Data in this exercise below:

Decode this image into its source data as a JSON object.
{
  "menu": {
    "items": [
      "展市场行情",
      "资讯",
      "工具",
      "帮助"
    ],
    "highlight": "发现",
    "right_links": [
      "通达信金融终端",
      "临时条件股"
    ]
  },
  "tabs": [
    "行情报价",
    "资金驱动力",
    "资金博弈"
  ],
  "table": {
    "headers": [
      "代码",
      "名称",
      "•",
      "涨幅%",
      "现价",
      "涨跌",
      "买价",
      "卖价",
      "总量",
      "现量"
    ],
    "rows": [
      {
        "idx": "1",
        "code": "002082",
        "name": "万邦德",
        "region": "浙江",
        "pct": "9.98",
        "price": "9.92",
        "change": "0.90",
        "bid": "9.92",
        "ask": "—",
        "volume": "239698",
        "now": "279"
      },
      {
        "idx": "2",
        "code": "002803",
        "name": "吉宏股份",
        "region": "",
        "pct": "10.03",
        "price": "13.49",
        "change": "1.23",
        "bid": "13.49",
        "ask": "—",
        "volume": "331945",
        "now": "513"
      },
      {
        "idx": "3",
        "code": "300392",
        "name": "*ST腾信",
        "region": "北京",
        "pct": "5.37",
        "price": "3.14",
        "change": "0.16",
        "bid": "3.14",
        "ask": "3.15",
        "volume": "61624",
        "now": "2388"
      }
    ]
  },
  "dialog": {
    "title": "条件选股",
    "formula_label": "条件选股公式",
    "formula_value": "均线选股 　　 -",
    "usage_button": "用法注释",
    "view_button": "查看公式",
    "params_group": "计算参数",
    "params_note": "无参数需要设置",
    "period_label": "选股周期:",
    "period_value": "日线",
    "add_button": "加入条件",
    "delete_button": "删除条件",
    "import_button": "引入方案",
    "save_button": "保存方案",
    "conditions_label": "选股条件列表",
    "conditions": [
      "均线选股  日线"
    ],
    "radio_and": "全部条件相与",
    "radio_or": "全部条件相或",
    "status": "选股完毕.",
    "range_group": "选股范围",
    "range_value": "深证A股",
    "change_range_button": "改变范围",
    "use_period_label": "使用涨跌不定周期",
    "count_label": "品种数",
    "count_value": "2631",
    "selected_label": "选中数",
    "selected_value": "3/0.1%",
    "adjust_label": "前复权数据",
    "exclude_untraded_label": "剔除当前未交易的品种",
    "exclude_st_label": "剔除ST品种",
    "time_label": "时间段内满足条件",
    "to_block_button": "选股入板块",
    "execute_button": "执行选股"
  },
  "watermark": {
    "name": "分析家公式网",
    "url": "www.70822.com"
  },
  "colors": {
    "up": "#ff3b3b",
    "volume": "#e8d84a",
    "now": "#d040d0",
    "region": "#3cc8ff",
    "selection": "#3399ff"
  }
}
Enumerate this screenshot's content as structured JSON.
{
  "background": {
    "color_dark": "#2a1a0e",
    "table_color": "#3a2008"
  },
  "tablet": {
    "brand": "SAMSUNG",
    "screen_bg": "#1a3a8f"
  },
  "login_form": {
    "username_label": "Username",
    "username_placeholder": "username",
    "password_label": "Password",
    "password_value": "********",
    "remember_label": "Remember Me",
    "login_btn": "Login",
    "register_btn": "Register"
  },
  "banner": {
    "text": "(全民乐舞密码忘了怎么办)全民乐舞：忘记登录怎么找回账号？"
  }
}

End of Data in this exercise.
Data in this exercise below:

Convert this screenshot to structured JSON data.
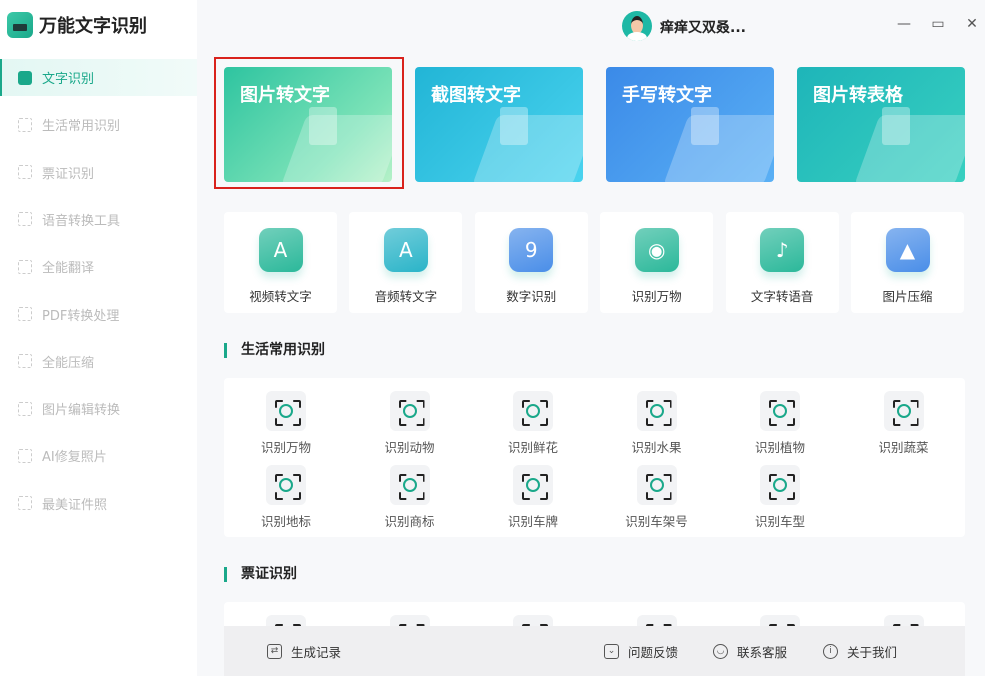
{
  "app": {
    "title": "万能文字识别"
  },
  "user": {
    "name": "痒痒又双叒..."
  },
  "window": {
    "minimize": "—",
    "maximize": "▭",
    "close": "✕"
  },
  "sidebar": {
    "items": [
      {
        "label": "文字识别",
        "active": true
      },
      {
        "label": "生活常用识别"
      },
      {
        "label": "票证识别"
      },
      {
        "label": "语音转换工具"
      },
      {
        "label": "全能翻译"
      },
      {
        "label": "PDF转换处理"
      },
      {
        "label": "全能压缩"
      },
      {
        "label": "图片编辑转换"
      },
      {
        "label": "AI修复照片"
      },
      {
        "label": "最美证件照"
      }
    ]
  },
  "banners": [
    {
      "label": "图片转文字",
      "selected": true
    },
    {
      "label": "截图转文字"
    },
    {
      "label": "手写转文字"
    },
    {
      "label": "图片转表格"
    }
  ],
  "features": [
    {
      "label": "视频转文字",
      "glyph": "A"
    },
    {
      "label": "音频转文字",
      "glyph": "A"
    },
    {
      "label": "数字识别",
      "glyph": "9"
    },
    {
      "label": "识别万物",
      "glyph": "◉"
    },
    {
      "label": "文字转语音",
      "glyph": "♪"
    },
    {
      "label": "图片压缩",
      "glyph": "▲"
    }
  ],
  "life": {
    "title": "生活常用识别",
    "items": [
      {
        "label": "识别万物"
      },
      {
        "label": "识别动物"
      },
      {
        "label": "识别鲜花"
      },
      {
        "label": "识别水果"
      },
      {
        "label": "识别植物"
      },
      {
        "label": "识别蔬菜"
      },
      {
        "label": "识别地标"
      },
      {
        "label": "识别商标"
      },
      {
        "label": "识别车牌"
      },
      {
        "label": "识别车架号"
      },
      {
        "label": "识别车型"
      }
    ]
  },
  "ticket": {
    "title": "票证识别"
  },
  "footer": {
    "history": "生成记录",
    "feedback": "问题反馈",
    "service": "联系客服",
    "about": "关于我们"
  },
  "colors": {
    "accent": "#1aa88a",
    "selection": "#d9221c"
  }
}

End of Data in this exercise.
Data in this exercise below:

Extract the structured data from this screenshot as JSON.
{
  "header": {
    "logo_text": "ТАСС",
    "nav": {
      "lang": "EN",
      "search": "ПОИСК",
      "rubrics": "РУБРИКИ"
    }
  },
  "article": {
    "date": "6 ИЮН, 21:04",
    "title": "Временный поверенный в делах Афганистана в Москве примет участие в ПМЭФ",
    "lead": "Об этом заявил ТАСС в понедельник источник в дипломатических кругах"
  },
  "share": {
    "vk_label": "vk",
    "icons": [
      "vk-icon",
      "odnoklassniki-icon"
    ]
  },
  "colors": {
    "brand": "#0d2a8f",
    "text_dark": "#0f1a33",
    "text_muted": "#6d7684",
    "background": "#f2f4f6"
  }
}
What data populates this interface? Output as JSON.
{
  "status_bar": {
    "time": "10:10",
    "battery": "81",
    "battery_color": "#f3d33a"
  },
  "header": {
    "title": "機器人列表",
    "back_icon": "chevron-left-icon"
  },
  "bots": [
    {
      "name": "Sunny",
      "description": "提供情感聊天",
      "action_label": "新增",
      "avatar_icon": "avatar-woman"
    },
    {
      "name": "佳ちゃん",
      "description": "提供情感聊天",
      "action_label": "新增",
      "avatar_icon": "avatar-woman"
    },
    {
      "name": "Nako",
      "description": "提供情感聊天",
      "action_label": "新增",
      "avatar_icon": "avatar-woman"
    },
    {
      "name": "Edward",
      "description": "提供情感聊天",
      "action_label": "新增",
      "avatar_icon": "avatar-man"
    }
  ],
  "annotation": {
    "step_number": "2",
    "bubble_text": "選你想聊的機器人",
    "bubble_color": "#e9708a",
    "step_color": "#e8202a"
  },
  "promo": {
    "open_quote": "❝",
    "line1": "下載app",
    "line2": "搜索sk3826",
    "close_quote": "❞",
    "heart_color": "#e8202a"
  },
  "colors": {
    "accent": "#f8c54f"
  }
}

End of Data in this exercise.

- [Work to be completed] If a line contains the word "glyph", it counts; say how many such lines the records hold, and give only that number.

- [Answer space] 6